Well, peeps, I am really happy to write that the Request Gown is finished and happily delivered. Oy! What a learning and stretching process this was. At many times during the last hours of work on it I thought, “If this was for me, I’d have wadded it a long time ago.” But I couldn’t. I had to figure it out, problem solve and make it work for this morning, when it was due! Which is a good thing, because it pushed me outside my comfort zone and into areas that were really very s-c-c-a-a-r-r-y! And I learned that I really love/hate the challenge of making something work. Love it because it’s new and interesting; hate it because it makes me work and cry and realize the craters in the surface of my sewing skills.
The dress is actually a lot darker than the photo – a French navy – which is so close to black that it photographed like black: impossibly. The fabric is a heavy poly crepe, but one of those super nice ones with excellent weight and drape. The front and back are mirror versions: draped with pleating pulled into a circular inset at the left waist and draped/pleated fabric on the right shoulder. It has a side zip on the right side which was simple to insert as the seam is a plain seam. (whew!) There is also a thigh-high slit over the front of the left leg, and this is where my grief began. I needed to have 7 button/loops at the top, and didn’t want a seam running down the side of the skirt from the bottom of the inset only. It would have been ideal to do it like that and later on when the hemline went all AWOL because of the drape/grainline I really wished I’d cut it as two pieces. But I decided to treat it as an extra-long welt with the loops at the top. Here’s my process, for those who are interested, beginning with the marking of the slit line.I stitched with a 1.2 stitch length, 1/8″ on either side of the markings, up the side that would hold the button loops until about 2.5″ from the top of the slit.
Basted my bias loops together into one piece. I like working with little fiddly loops, by the way. The first time I ever did a dress with loops I was about 14, and I was hooked.
Pin basted them into place.
Lay the facing over the loops, stitched up to the top of the slit.
I opened up the facing to see all the little tail ends of the loops, and trimmed them to less than 1/8″ because I needed to stitch down the other side of the welt and didn’t want the ends to be caught in the seam.
This is what they look like from the right side.
Once the other side of the welt was stitched – again 1/8″ away from the marking – I slashed the welt open very very carefully.
And understitched both sides.
Finished.
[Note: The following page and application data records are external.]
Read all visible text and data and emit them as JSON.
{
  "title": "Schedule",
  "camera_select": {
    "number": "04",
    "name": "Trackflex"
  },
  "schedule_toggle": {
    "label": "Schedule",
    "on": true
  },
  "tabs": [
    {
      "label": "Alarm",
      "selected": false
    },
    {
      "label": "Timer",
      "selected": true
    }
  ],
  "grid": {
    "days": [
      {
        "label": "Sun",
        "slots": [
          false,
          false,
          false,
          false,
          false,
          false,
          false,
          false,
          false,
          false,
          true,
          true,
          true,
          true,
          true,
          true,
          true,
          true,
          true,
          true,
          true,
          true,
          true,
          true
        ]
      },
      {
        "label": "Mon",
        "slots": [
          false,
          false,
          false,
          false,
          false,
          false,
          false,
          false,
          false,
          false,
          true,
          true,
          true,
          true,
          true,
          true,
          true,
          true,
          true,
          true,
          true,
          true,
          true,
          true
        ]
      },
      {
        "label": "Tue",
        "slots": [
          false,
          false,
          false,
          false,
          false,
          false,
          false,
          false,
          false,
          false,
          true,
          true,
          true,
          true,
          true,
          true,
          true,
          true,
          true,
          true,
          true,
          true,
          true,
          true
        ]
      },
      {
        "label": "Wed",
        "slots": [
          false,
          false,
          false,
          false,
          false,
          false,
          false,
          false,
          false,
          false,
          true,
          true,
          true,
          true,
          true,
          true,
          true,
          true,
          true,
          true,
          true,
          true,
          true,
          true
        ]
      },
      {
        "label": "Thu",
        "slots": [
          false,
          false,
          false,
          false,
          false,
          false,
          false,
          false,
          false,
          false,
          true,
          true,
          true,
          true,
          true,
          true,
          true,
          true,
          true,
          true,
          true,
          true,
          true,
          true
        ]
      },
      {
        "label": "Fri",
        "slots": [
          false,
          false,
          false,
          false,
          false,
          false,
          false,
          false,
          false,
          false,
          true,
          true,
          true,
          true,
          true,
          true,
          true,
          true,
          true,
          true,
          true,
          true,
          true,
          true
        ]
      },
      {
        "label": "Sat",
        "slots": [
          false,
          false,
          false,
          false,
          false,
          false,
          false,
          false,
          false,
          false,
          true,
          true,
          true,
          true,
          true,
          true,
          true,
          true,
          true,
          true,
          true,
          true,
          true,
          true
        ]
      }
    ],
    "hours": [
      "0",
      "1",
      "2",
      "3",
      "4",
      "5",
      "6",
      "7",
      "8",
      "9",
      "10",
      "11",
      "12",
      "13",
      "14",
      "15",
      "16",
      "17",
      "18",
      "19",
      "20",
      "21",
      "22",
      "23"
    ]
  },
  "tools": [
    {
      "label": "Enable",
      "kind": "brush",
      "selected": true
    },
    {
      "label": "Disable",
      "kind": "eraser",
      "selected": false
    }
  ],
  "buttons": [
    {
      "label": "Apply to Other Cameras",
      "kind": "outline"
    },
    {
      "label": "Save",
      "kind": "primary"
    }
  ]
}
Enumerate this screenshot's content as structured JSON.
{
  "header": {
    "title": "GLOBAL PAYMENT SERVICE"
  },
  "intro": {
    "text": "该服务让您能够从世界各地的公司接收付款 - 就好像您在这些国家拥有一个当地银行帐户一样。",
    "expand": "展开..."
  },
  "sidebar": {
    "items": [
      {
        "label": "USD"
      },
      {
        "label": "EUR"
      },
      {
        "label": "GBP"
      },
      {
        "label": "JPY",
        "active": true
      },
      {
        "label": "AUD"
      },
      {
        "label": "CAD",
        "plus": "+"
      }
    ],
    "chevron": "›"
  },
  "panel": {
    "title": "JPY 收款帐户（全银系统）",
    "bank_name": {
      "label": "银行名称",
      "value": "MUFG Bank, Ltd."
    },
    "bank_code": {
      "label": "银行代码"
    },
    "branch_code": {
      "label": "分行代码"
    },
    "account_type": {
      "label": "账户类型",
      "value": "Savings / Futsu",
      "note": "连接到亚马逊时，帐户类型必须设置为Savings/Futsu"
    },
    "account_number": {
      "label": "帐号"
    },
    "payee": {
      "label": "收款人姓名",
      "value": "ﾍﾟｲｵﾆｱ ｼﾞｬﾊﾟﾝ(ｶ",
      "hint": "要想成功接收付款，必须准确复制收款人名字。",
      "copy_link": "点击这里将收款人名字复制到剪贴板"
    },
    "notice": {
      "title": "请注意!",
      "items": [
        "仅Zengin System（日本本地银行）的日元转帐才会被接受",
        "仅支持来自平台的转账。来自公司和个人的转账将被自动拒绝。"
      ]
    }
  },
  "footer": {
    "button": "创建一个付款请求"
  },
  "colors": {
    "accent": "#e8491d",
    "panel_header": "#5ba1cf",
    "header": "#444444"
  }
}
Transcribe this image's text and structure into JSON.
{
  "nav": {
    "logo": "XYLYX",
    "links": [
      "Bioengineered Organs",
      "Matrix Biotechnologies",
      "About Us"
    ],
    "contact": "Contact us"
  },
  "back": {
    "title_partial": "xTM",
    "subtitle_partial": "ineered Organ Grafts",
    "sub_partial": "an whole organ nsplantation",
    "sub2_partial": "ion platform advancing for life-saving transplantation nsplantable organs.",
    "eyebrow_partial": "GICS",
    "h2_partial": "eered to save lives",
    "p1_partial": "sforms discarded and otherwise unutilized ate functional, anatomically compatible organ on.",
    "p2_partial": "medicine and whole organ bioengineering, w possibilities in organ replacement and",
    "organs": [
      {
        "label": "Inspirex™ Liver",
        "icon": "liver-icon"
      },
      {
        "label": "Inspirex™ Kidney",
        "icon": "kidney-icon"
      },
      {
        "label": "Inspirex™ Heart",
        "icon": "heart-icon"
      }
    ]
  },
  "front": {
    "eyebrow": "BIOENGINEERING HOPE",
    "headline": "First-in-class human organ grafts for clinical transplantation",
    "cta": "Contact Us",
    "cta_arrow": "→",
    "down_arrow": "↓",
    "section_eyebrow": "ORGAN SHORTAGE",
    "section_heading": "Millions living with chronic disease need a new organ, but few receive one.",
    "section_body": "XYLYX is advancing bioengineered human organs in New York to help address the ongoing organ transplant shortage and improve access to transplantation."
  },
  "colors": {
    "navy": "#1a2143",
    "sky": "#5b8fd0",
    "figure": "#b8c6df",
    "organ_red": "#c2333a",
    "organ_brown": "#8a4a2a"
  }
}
Just a note: after the penultimate fitting, it was decided the slit needed to be 1 inch higher, so I had to unpick and redo the top of the welt/slit with the loops. Needless to say, the second go at the loops was perfection. The little piece of beige by the top button in the pic is the dress form.
The slit made hemming a bit of challenge. After weeping and wailing in frustration because it just WOULD NOT hang straight, a lot of finicky eye-balling and learning a lot about the combined effects of grain/drape/fabric weight, I managed to get it perfect. It’s not hanging properly on Vintage because she leans forward (!?).
The sleeves are split and closed with self-covered buttons and bias loop closures. They looked like this prior to being set.This is what they looked like once they were in. On a person, they fall apart and are held together at the centre by the button/loops. Vintage just doesn’t handle modeling very well. *sigh* But I’m sure you get the point.
The dress turned out beautifully, despite my wanting to take scissors to it at numerous stages. As I made very clear before I took any of these Request Garments on, I am a far cry from a professional dressmaker, but I’m pleased with the dress, and so is the Requestor. Learning like this is hard slogging!